“What certainty does is that it forecloses on the opportunity for (Indigenous peoples) to seek a declaration of title where one might not have existed before or seek some form of affirmation of our rights through courts, as those things are becoming more and more common. We’re seeing more support for Indigenous title in different areas and I think that creates a certain level of uncertainty for the federal and provincial governments when they’re trying to know what their basic bare legal obligations are toward Indigenous people,” said Starblanket.
A group of prominent Indigenous legal experts – former commissioner for the Truth and Reconciliation Commission Wilton Littlechild, law professor at the University of BC Mary Ellen Turpel-Lafond, and Grand Chief Ed Johns – sent a letter to Trudeau in late August stating “it is our view that this initiative as it is emerging must be reconsidered and be reset on a clear and proper legal foundation, with proper mechanisms for the full and effective engagement of Indigenous peoples.”
The legal experts pointed out what many other Indigenous peoples have argued: “From our perspective, the initiative fails to appreciate or understand that legal rights have already been recognized by the Courts in Canada in a multitude of cases where inherent Aboriginal and Treaty rights have been consistently affirmed for Aboriginal peoples and Treaty First Nations people.”
While criticism of the process and the framework has been overwhelmingly vocal, there are those who support it – as proven by the 21 objections to the resolution at the AFN’s Special Chiefs Assembly.
“I do think there are some First Nations that are—these might be modern treaty First Nations—that are saying this doesn’t affect us too much or First Nations that do see some value in this framework legislation,” said King. “I don’t think there’s unanimous opposition to it but there is still nonetheless significant opposition.”
Bennett also points out that there are “many, many groups particularly in the Northwest Territories and the Yukon, they want some foundation to protect and to hold Canada to account on the agreements they’ve signed. The Métis are very clear they want a foundation so nobody can roll back their hard fought for rights.”
She also says that there is widespread agreement “for an overhaul” of the comprehensive claims, inherent rights, and specific claims policies.
She says further discussions will look at what needs to be addressed through legislation and what can be addressed through policy.

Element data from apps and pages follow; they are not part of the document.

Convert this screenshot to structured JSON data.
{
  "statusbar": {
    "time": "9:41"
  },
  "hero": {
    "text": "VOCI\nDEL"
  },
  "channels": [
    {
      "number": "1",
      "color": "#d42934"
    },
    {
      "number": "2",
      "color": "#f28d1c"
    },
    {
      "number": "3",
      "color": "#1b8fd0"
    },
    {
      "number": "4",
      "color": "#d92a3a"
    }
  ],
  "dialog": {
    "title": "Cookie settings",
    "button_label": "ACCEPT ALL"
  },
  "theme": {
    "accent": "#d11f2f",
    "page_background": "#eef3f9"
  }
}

“We are listening so we want to get this right, as the prime minister said. And we’re going to get it as close to right as we can,” said Bennett.